*WHAT IS EXPECTED*: Whenever a line in the data holds the string "Libraries", copy that line.

[Excerpts from an interface dataset]
[Start of Attachment]
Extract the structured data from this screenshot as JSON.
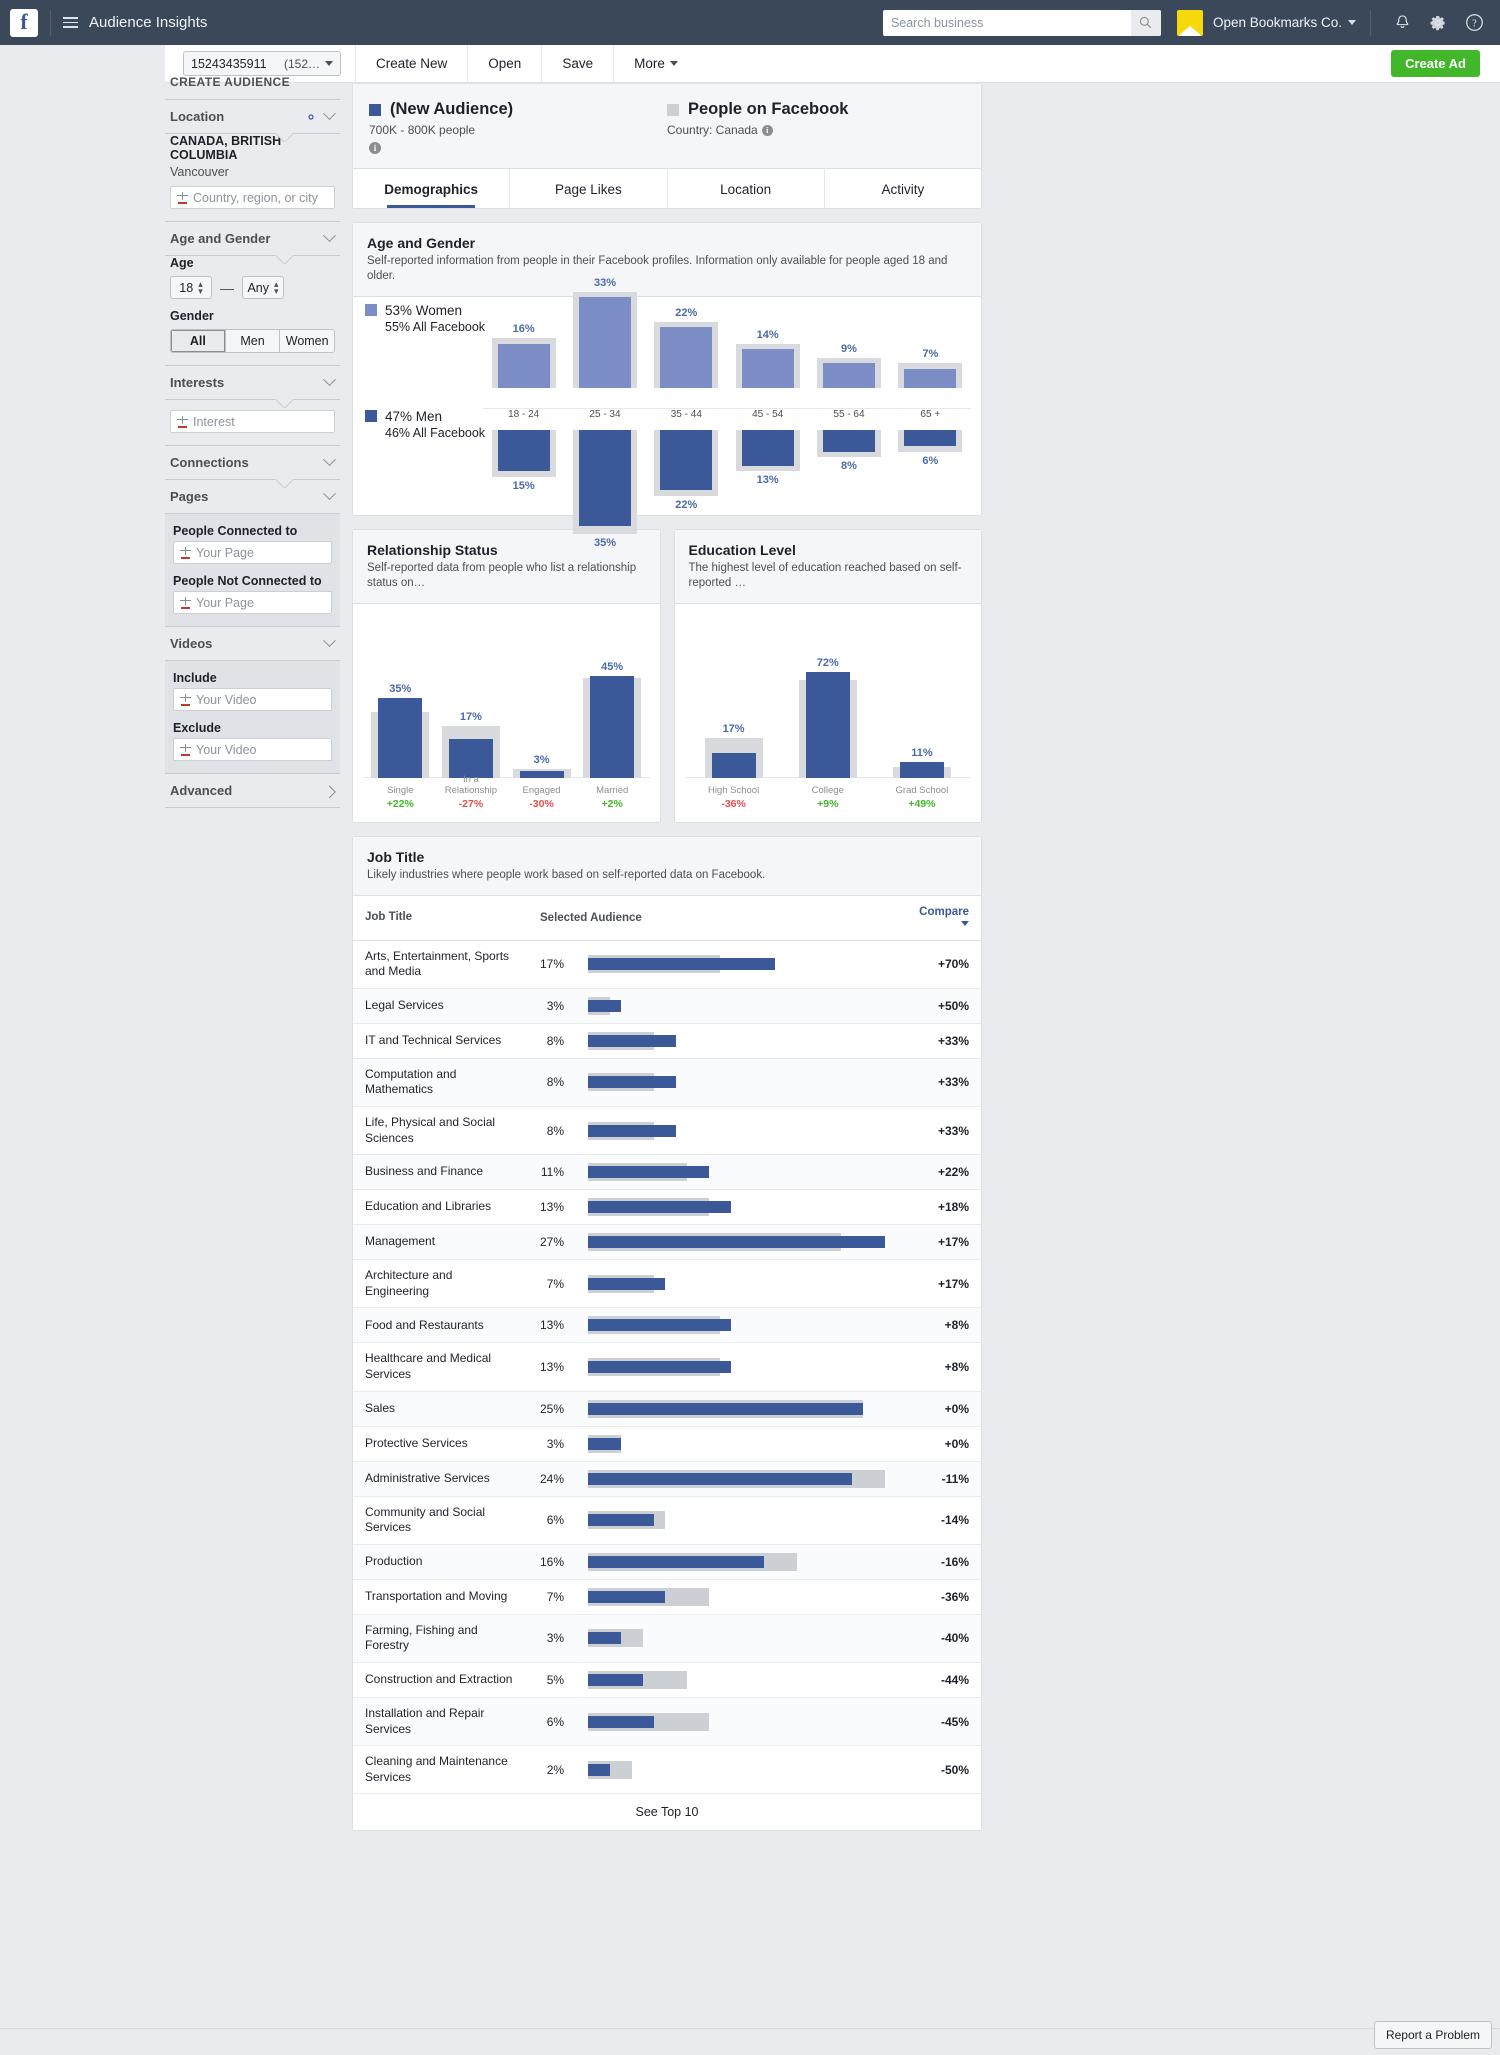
{
  "topbar": {
    "logo": "f",
    "menu_icon": "hamburger-icon",
    "title": "Audience Insights",
    "search_placeholder": "Search business",
    "search_value": "",
    "business_name": "Open Bookmarks Co.",
    "icons": [
      "bell-icon",
      "gear-icon",
      "help-icon"
    ]
  },
  "actionbar": {
    "audience_id": "15243435911",
    "audience_id_sub": "(152…",
    "create_new": "Create New",
    "open": "Open",
    "save": "Save",
    "more": "More",
    "create_ad": "Create Ad"
  },
  "sidebar": {
    "heading": "CREATE AUDIENCE",
    "location": {
      "label": "Location",
      "country_region": "CANADA, BRITISH COLUMBIA",
      "city": "Vancouver",
      "input_placeholder": "Country, region, or city"
    },
    "age_gender": {
      "label": "Age and Gender",
      "age_label": "Age",
      "age_min": "18",
      "age_max": "Any",
      "gender_label": "Gender",
      "gender_options": [
        "All",
        "Men",
        "Women"
      ],
      "gender_selected": "All"
    },
    "interests": {
      "label": "Interests",
      "input_placeholder": "Interest"
    },
    "connections": {
      "label": "Connections"
    },
    "pages": {
      "label": "Pages",
      "connected_label": "People Connected to",
      "connected_placeholder": "Your Page",
      "not_connected_label": "People Not Connected to",
      "not_connected_placeholder": "Your Page"
    },
    "videos": {
      "label": "Videos",
      "include_label": "Include",
      "include_placeholder": "Your Video",
      "exclude_label": "Exclude",
      "exclude_placeholder": "Your Video"
    },
    "advanced": {
      "label": "Advanced"
    }
  },
  "audience_header": {
    "selected_title": "(New Audience)",
    "selected_sub": "700K - 800K people",
    "compare_title": "People on Facebook",
    "compare_sub": "Country: Canada"
  },
  "tabs": [
    {
      "label": "Demographics",
      "active": true
    },
    {
      "label": "Page Likes",
      "active": false
    },
    {
      "label": "Location",
      "active": false
    },
    {
      "label": "Activity",
      "active": false
    }
  ],
  "age_gender_card": {
    "title": "Age and Gender",
    "description": "Self-reported information from people in their Facebook profiles. Information only available for people aged 18 and older.",
    "women_legend": "53% Women",
    "women_legend_sub": "55% All Facebook",
    "men_legend": "47% Men",
    "men_legend_sub": "46% All Facebook"
  },
  "relationship_card": {
    "title": "Relationship Status",
    "description": "Self-reported data from people who list a relationship status on…"
  },
  "education_card": {
    "title": "Education Level",
    "description": "The highest level of education reached based on self-reported …"
  },
  "job_title_card": {
    "title": "Job Title",
    "description": "Likely industries where people work based on self-reported data on Facebook.",
    "col_title": "Job Title",
    "col_audience": "Selected Audience",
    "col_compare": "Compare",
    "see_top": "See Top 10"
  },
  "footer": {
    "report_problem": "Report a Problem"
  },
  "colors": {
    "header_bg": "#3a4859",
    "men_blue": "#3b5998",
    "women_purple": "#7c8cc4",
    "facebook_gray": "#d8dade",
    "positive": "#42b72a",
    "negative": "#e64d4d",
    "cta_green": "#42b72a"
  },
  "chart_data": [
    {
      "type": "bar",
      "title": "Age and Gender",
      "xlabel": "",
      "ylabel": "",
      "categories": [
        "18 - 24",
        "25 - 34",
        "35 - 44",
        "45 - 54",
        "55 - 64",
        "65 +"
      ],
      "series": [
        {
          "name": "Women (Selected Audience)",
          "values": [
            16,
            33,
            22,
            14,
            9,
            7
          ]
        },
        {
          "name": "Men (Selected Audience)",
          "values": [
            15,
            35,
            22,
            13,
            8,
            6
          ]
        },
        {
          "name": "Women (All Facebook)",
          "values": [
            18,
            35,
            24,
            16,
            11,
            9
          ]
        },
        {
          "name": "Men (All Facebook)",
          "values": [
            17,
            38,
            24,
            15,
            10,
            8
          ]
        }
      ],
      "legend": [
        "53% Women / 55% All Facebook",
        "47% Men / 46% All Facebook"
      ],
      "grid": false
    },
    {
      "type": "bar",
      "title": "Relationship Status",
      "categories": [
        "Single",
        "In a Relationship",
        "Engaged",
        "Married"
      ],
      "values": [
        35,
        17,
        3,
        45
      ],
      "compare": [
        "+22%",
        "-27%",
        "-30%",
        "+2%"
      ],
      "compare_sign": [
        "pos",
        "neg",
        "neg",
        "pos"
      ],
      "all_facebook": [
        29,
        23,
        4,
        44
      ],
      "ylim": [
        0,
        50
      ],
      "grid": false
    },
    {
      "type": "bar",
      "title": "Education Level",
      "categories": [
        "High School",
        "College",
        "Grad School"
      ],
      "values": [
        17,
        72,
        11
      ],
      "compare": [
        "-36%",
        "+9%",
        "+49%"
      ],
      "compare_sign": [
        "neg",
        "pos",
        "pos"
      ],
      "all_facebook": [
        27,
        66,
        7
      ],
      "ylim": [
        0,
        80
      ],
      "grid": false
    },
    {
      "type": "bar",
      "title": "Job Title",
      "xlabel": "Selected Audience",
      "orientation": "horizontal",
      "categories": [
        "Arts, Entertainment, Sports and Media",
        "Legal Services",
        "IT and Technical Services",
        "Computation and Mathematics",
        "Life, Physical and Social Sciences",
        "Business and Finance",
        "Education and Libraries",
        "Management",
        "Architecture and Engineering",
        "Food and Restaurants",
        "Healthcare and Medical Services",
        "Sales",
        "Protective Services",
        "Administrative Services",
        "Community and Social Services",
        "Production",
        "Transportation and Moving",
        "Farming, Fishing and Forestry",
        "Construction and Extraction",
        "Installation and Repair Services",
        "Cleaning and Maintenance Services"
      ],
      "values": [
        17,
        3,
        8,
        8,
        8,
        11,
        13,
        27,
        7,
        13,
        13,
        25,
        3,
        24,
        6,
        16,
        7,
        3,
        5,
        6,
        2
      ],
      "compare": [
        "+70%",
        "+50%",
        "+33%",
        "+33%",
        "+33%",
        "+22%",
        "+18%",
        "+17%",
        "+17%",
        "+8%",
        "+8%",
        "+0%",
        "+0%",
        "-11%",
        "-14%",
        "-16%",
        "-36%",
        "-40%",
        "-44%",
        "-45%",
        "-50%"
      ]
    }
  ],
  "job_rows": [
    {
      "title": "Arts, Entertainment, Sports and Media",
      "pct": "17%",
      "fg": 17,
      "bg": 12,
      "cmp": "+70%",
      "sign": "pos"
    },
    {
      "title": "Legal Services",
      "pct": "3%",
      "fg": 3,
      "bg": 2,
      "cmp": "+50%",
      "sign": "pos"
    },
    {
      "title": "IT and Technical Services",
      "pct": "8%",
      "fg": 8,
      "bg": 6,
      "cmp": "+33%",
      "sign": "pos"
    },
    {
      "title": "Computation and Mathematics",
      "pct": "8%",
      "fg": 8,
      "bg": 6,
      "cmp": "+33%",
      "sign": "pos"
    },
    {
      "title": "Life, Physical and Social Sciences",
      "pct": "8%",
      "fg": 8,
      "bg": 6,
      "cmp": "+33%",
      "sign": "pos"
    },
    {
      "title": "Business and Finance",
      "pct": "11%",
      "fg": 11,
      "bg": 9,
      "cmp": "+22%",
      "sign": "pos"
    },
    {
      "title": "Education and Libraries",
      "pct": "13%",
      "fg": 13,
      "bg": 11,
      "cmp": "+18%",
      "sign": "pos"
    },
    {
      "title": "Management",
      "pct": "27%",
      "fg": 27,
      "bg": 23,
      "cmp": "+17%",
      "sign": "pos"
    },
    {
      "title": "Architecture and Engineering",
      "pct": "7%",
      "fg": 7,
      "bg": 6,
      "cmp": "+17%",
      "sign": "pos"
    },
    {
      "title": "Food and Restaurants",
      "pct": "13%",
      "fg": 13,
      "bg": 12,
      "cmp": "+8%",
      "sign": "pos"
    },
    {
      "title": "Healthcare and Medical Services",
      "pct": "13%",
      "fg": 13,
      "bg": 12,
      "cmp": "+8%",
      "sign": "pos"
    },
    {
      "title": "Sales",
      "pct": "25%",
      "fg": 25,
      "bg": 25,
      "cmp": "+0%",
      "sign": "zero"
    },
    {
      "title": "Protective Services",
      "pct": "3%",
      "fg": 3,
      "bg": 3,
      "cmp": "+0%",
      "sign": "zero"
    },
    {
      "title": "Administrative Services",
      "pct": "24%",
      "fg": 24,
      "bg": 27,
      "cmp": "-11%",
      "sign": "neg"
    },
    {
      "title": "Community and Social Services",
      "pct": "6%",
      "fg": 6,
      "bg": 7,
      "cmp": "-14%",
      "sign": "neg"
    },
    {
      "title": "Production",
      "pct": "16%",
      "fg": 16,
      "bg": 19,
      "cmp": "-16%",
      "sign": "neg"
    },
    {
      "title": "Transportation and Moving",
      "pct": "7%",
      "fg": 7,
      "bg": 11,
      "cmp": "-36%",
      "sign": "neg"
    },
    {
      "title": "Farming, Fishing and Forestry",
      "pct": "3%",
      "fg": 3,
      "bg": 5,
      "cmp": "-40%",
      "sign": "neg"
    },
    {
      "title": "Construction and Extraction",
      "pct": "5%",
      "fg": 5,
      "bg": 9,
      "cmp": "-44%",
      "sign": "neg"
    },
    {
      "title": "Installation and Repair Services",
      "pct": "6%",
      "fg": 6,
      "bg": 11,
      "cmp": "-45%",
      "sign": "neg"
    },
    {
      "title": "Cleaning and Maintenance Services",
      "pct": "2%",
      "fg": 2,
      "bg": 4,
      "cmp": "-50%",
      "sign": "neg"
    }
  ]
}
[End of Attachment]
*WRITTEN ANSWER*:
        "Education and Libraries",
      "title": "Education and Libraries",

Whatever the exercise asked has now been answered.